inter-mountain west and western Plains will increase. As the Plains
ridge increases, a mid-level trough axis will swing through the Ohio
Valley and then close off across southeastern Canada and then lift
northeastward by late next weekend. As the wave travels through the
Ohio Valley, it will likely generate plenty of cloud cover and
scattered rain showers on Friday. These will quickly shunt off to
the east Friday night and clearing skies will attempt to move in.
Friday will be a rather cool day with highs in the lower 50s across
southern Indiana and much of north-central/east-central KY. With
mid-upper 50s being possible across far southern KY. Much colder
air will filter into the region Friday night. However, the extent
of low temperatures will depend on how much clearing takes place.
Current projections suggest lows falling into the lower-middle 30s
region wide. Saturday will be a cool/crisp fall day across the
region with mostly sunny skies.
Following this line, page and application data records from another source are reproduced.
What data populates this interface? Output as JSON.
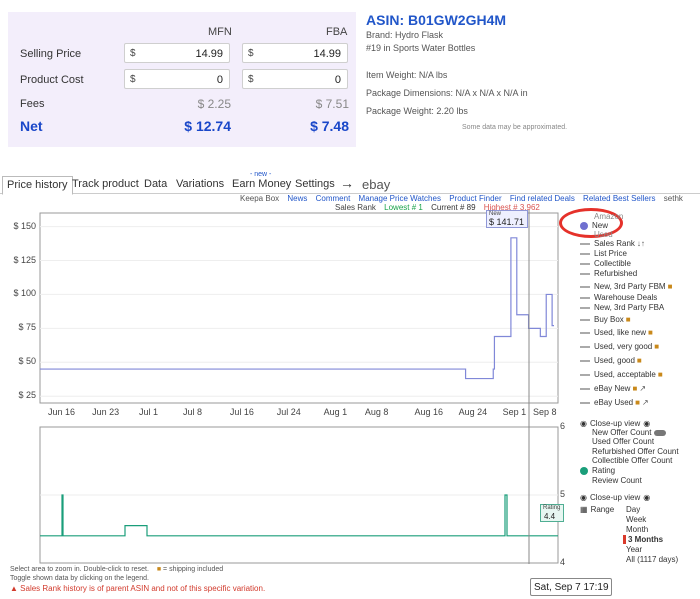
{
  "calculator": {
    "col_mfn": "MFN",
    "col_fba": "FBA",
    "selling_price_label": "Selling Price",
    "product_cost_label": "Product Cost",
    "fees_label": "Fees",
    "net_label": "Net",
    "currency": "$",
    "selling_price_mfn": "14.99",
    "selling_price_fba": "14.99",
    "product_cost_mfn": "0",
    "product_cost_fba": "0",
    "fees_mfn": "$ 2.25",
    "fees_fba": "$ 7.51",
    "net_mfn": "$ 12.74",
    "net_fba": "$ 7.48"
  },
  "product": {
    "asin": "ASIN: B01GW2GH4M",
    "brand": "Brand: Hydro Flask",
    "rank": "#19 in Sports Water Bottles",
    "weight": "Item Weight: N/A lbs",
    "dimensions": "Package Dimensions: N/A x N/A x N/A in",
    "package_weight": "Package Weight: 2.20 lbs",
    "note": "Some data may be approximated."
  },
  "tabs": {
    "new_badge": "- new -",
    "items": [
      "Price history",
      "Track product",
      "Data",
      "Variations",
      "Earn Money",
      "Settings"
    ],
    "arrow": "→",
    "ebay": "ebay"
  },
  "links": {
    "keepa_box": "Keepa Box",
    "news": "News",
    "comment": "Comment",
    "manage": "Manage Price Watches",
    "finder": "Product Finder",
    "deals": "Find related Deals",
    "best": "Related Best Sellers",
    "sethk": "sethk"
  },
  "stats": {
    "sales_rank": "Sales Rank",
    "lowest": "Lowest # 1",
    "current": "Current # 89",
    "highest": "Highest # 3,962"
  },
  "chart_data": [
    {
      "type": "line",
      "x_ticks": [
        "Jun 16",
        "Jun 23",
        "Jul 1",
        "Jul 8",
        "Jul 16",
        "Jul 24",
        "Aug 1",
        "Aug 8",
        "Aug 16",
        "Aug 24",
        "Sep 1",
        "Sep 8"
      ],
      "y_ticks": [
        "$ 150",
        "$ 125",
        "$ 100",
        "$ 75",
        "$ 50",
        "$ 25"
      ],
      "ylim": [
        20,
        160
      ],
      "series": [
        {
          "name": "New",
          "color": "#8088d8",
          "x": [
            0,
            70,
            72,
            72.3,
            77,
            77.2,
            80,
            81,
            83,
            85,
            86,
            87
          ],
          "y": [
            44.99,
            44.99,
            44.99,
            38,
            44.99,
            69,
            141.71,
            85,
            75,
            69,
            100,
            77
          ]
        }
      ],
      "hover": {
        "label": "New",
        "value": "$ 141.71"
      }
    },
    {
      "type": "line",
      "y_ticks": [
        "6",
        "5",
        "4"
      ],
      "ylim": [
        4,
        6
      ],
      "series": [
        {
          "name": "Rating",
          "color": "#1a9e7a",
          "x": [
            0,
            87
          ],
          "y": [
            4.4,
            4.4
          ]
        }
      ],
      "hover": {
        "label": "Rating",
        "value": "4.4"
      }
    }
  ],
  "legend": {
    "amazon": "Amazon",
    "new": "New",
    "used": "Used",
    "sales_rank": "Sales Rank",
    "list_price": "List Price",
    "collectible": "Collectible",
    "refurbished": "Refurbished",
    "new_3p_fbm": "New, 3rd Party FBM",
    "warehouse": "Warehouse Deals",
    "new_3p_fba": "New, 3rd Party FBA",
    "buy_box": "Buy Box",
    "used_like_new": "Used, like new",
    "used_very_good": "Used, very good",
    "used_good": "Used, good",
    "used_acceptable": "Used, acceptable",
    "ebay_new": "eBay New",
    "ebay_used": "eBay Used",
    "closeup_view": "Close-up view",
    "new_offer_count": "New Offer Count",
    "used_offer_count": "Used Offer Count",
    "refurb_offer_count": "Refurbished Offer Count",
    "collectible_offer_count": "Collectible Offer Count",
    "rating": "Rating",
    "review_count": "Review Count",
    "closeup_view_2": "Close-up view",
    "range": "Range",
    "new_color": "#7070d0",
    "rating_color": "#1a9e7a"
  },
  "range": {
    "options": [
      "Day",
      "Week",
      "Month",
      "3 Months",
      "Year",
      "All (1117 days)"
    ],
    "selected": "3 Months"
  },
  "date_tip": "Sat, Sep 7 17:19",
  "footer": {
    "line1": "Select area to zoom in. Double-click to reset.",
    "shipping": "= shipping included",
    "line2": "Toggle shown data by clicking on the legend.",
    "line3": "Sales Rank history is of parent ASIN and not of this specific variation."
  }
}
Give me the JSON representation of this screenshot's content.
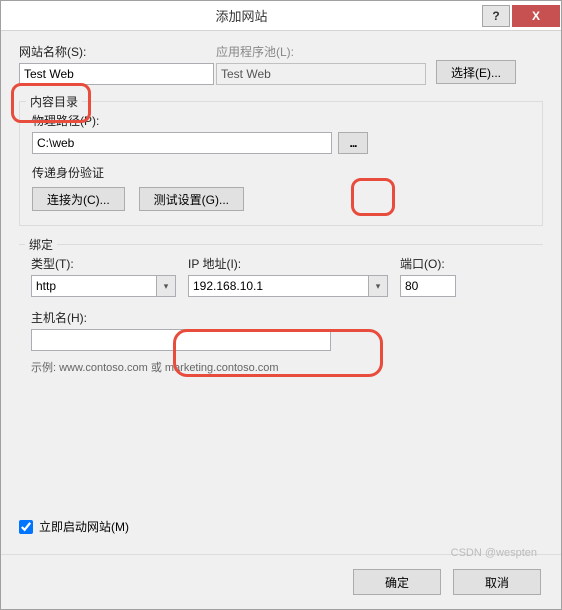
{
  "titlebar": {
    "title": "添加网站",
    "help": "?",
    "close": "X"
  },
  "site": {
    "name_label": "网站名称(S):",
    "name_value": "Test Web",
    "pool_label": "应用程序池(L):",
    "pool_value": "Test Web",
    "select_btn": "选择(E)..."
  },
  "content_dir": {
    "legend": "内容目录",
    "path_label": "物理路径(P):",
    "path_value": "C:\\web",
    "browse": "...",
    "auth_label": "传递身份验证",
    "connect_as": "连接为(C)...",
    "test_settings": "测试设置(G)..."
  },
  "binding": {
    "legend": "绑定",
    "type_label": "类型(T):",
    "type_value": "http",
    "ip_label": "IP 地址(I):",
    "ip_value": "192.168.10.1",
    "port_label": "端口(O):",
    "port_value": "80",
    "host_label": "主机名(H):",
    "host_value": "",
    "example": "示例: www.contoso.com 或 marketing.contoso.com"
  },
  "start_now": "立即启动网站(M)",
  "footer": {
    "ok": "确定",
    "cancel": "取消"
  },
  "watermark": "CSDN @wespten"
}
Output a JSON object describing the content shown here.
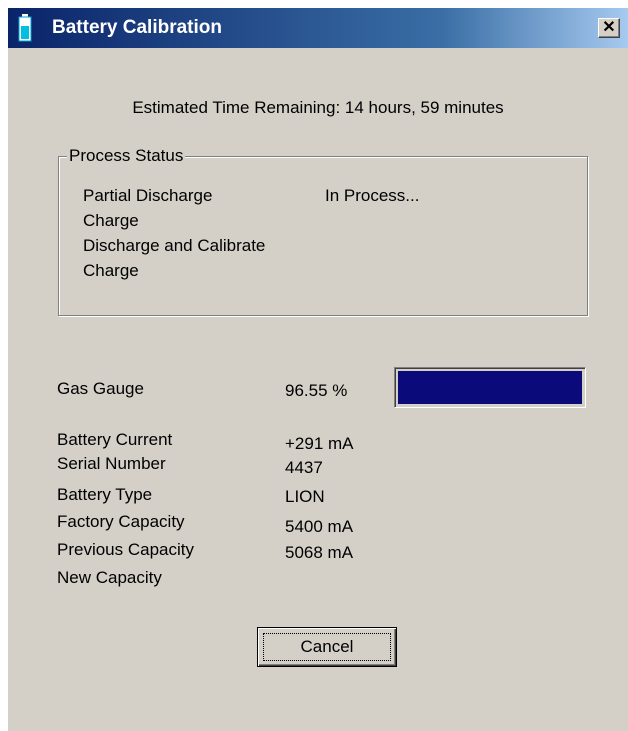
{
  "window": {
    "title": "Battery Calibration",
    "close_glyph": "✕",
    "icon": "battery-icon"
  },
  "estimate": {
    "text": "Estimated Time Remaining:  14 hours, 59 minutes"
  },
  "process_status": {
    "legend": "Process Status",
    "steps": [
      "Partial Discharge",
      "Charge",
      "Discharge and Calibrate",
      "Charge"
    ],
    "current_state": "In Process..."
  },
  "gas_gauge": {
    "label": "Gas Gauge",
    "value_text": "96.55 %",
    "fill_fraction": 1.0,
    "fill_color": "#0a0a7a"
  },
  "battery_info": [
    {
      "label": "Battery Current",
      "value": "+291 mA"
    },
    {
      "label": "Serial Number",
      "value": "4437"
    },
    {
      "label": "Battery Type",
      "value": "LION"
    },
    {
      "label": "Factory Capacity",
      "value": "5400 mA"
    },
    {
      "label": "Previous Capacity",
      "value": "5068 mA"
    },
    {
      "label": "New Capacity",
      "value": ""
    }
  ],
  "buttons": {
    "cancel_label": "Cancel"
  },
  "colors": {
    "titlebar_start": "#0a246a",
    "dialog_face": "#d4d0c8"
  }
}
Despite the good amount of sun,
cold air advection will keep temperatures at bay with highs only
warming into the middle-upper 40s. Clear skies and light winds will
set the stage for a widespread frost/sub-freezing temperature event
Saturday night with lows bottoming out in the upper 20s to the lower
30s. Dry and cool conditions will continue into Sunday with highs
only warming into the upper 40s to the lower 50s.
.AVIATION (00Z TAF Update)...
Updated at 720 PM EDT Sun Oct 26 2014
Main challenge is fog/stratus potential as a warm front lifts north
across Kentucky tonight, bringing a very quick return of low-level
moisture (dewpoints south of the front are pushing 60 compared to
30s north) and a stout low-level jet.
Fairly confident that low stratus will impact BWG, and at the very
least ceilings will go solidly into LIFR. Some indication in model
data that fog will develop, but with winds increasing to 25 kt just
1000 feet off the deck, this scenario appears more supportive of
stratus. Will also include LLWS for the low-level jet just above a
very sharp inversion.
Much less confident in the forecast for SDF and LEX as moisture will
be slower to arrive, and by the time it does arrive low-level winds
will be strong enough to lift it into a stratus deck. That said,
with the lesser amount of moisture, will just carry a scattered low
deck. If a ceiling does develop, it would most likely come in at
LIFR. Winds will be close to LLWS especially at SDF, but confidence
is not yet high enough to include it.
Low clouds will dissipate by late morning and early afternoon, with
a strong SW gradient taking over. Gusts to 20-25 kt will be common
across the board during the peak heating of the afternoon.